The film is a throwback to the golden age of cinema and Bogdanovich recreates the feel perfectly. The costumes have been crafted in various shades or black and white to give the film a muted palette and the figures literally standout from the colorful backgrounds. Slow in areas, it's not a perfect composition, but the ending has a real impact lacking in some pictures. Strictly grounded in reality, the outcome has an affect on everyone involved.
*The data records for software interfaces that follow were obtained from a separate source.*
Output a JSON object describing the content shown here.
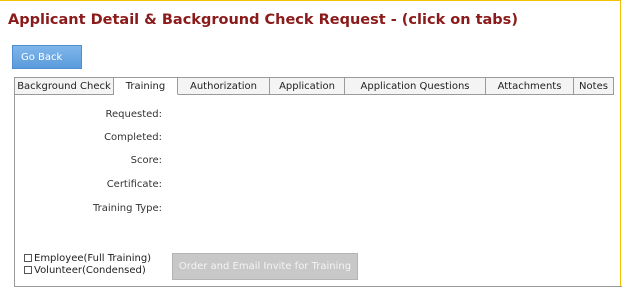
{
  "page": {
    "title": "Applicant Detail & Background Check Request - (click on tabs)"
  },
  "actions": {
    "go_back_label": "Go Back"
  },
  "tabs": [
    {
      "label": "Background Check",
      "active": false
    },
    {
      "label": "Training",
      "active": true
    },
    {
      "label": "Authorization",
      "active": false
    },
    {
      "label": "Application",
      "active": false
    },
    {
      "label": "Application Questions",
      "active": false
    },
    {
      "label": "Attachments",
      "active": false
    },
    {
      "label": "Notes",
      "active": false
    }
  ],
  "training": {
    "fields": [
      {
        "label": "Requested:"
      },
      {
        "label": "Completed:"
      },
      {
        "label": "Score:"
      },
      {
        "label": "Certificate:"
      },
      {
        "label": "Training Type:"
      }
    ],
    "options": [
      {
        "label": "Employee(Full Training)",
        "checked": false
      },
      {
        "label": "Volunteer(Condensed)",
        "checked": false
      }
    ],
    "order_button_label": "Order and Email Invite for Training"
  },
  "colors": {
    "title": "#8b1a1a",
    "accent_border": "#f2c200",
    "primary_button": "#5a9bdc",
    "disabled_button": "#c8c8c8"
  }
}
The Video: The video is a pristine 1:85.1 anamorphic transfer. The black and white sections are perfectly rendered with contrast and look amazing. In comparison, the color scenes look slightly washed and muted. The backgrounds and sets are full of lush violet, red, and gold that make the starkly dressed characters pop out. There are few moments of grain, but noticeably few distractions.

The Audio: The Dolby 5.1 surround track is capable but never really receives even the subtlest of workouts. However, the lack of sound effects is more than made up for with the excellent score that permeates the film. Always partying, the swing, jazz and dance music is constantly playing and sounds beautifully well done. Crisp reproduction all around.

Extras: It's great to see a director embrace the possibilities of DVD and allow you a look at the process involved in making a film. Bogdanovich's lone commentary is a technical and informative one. His influence from an older style of filmmaking is apparent as he talks of short shoots, extended scenes and working with a small crew of actors. His thoughts and techniques would seem out of place on the mega-budget, effects-laden pictures that studios seem so content to churn out so long as there is a chance of making a profit.

Also included are two behind the scenes features. One is IFC's anatomy of a scene special that focuses on one scene from script to completion. For those unfamiliar, it's an informative short that effectively covers all aspects of putting a film together while focusing on one of the more interesting scenes in the film. The second feature is a collection of footage that was filmed on the set. Informal in nature, it shows the tedious nature of making film and the extent that Bogdanovich is involved with the production. Similarly, a series of interviews are included that also touch on several more aspects of the film.

Overall: A throwback to yesteryear in both setting and style, The Cat's Meow is an accurate recreation of a time that most have forgot. All of the events that have been fictionalized are believably done and never take you out of the story.
Popular Reviews
1. Criminal Minds: Season 9
2. Batman The Complete TV Series Limited Edition Blu-ray
3. It Happened One Night - The Criterion Collection
4. The Expendables 3
5. 22 Jump Street
6. Kiki's Delivery Service
7. The Shooting / Ride in the Whirlwind: Criterion Collection
8. Princess Mononoke
9. A LIfe in Dirty Movies
10. L'avventura: Criterion Collection


Special Offers
DVD Blowouts
1.
2.
3.
4.
5.
6.
7.
Alien [Blu-ray]
Buy: $19.99 $9.99
8.
9.
10.
Special Offers
Release List Reviews Shop Newsletter Forum DVD Giveaways Blu-Ray Advertise
Copyright 2014 DVDTalk.com All Rights Reserved. Legal Info, Privacy Policy, Terms of Use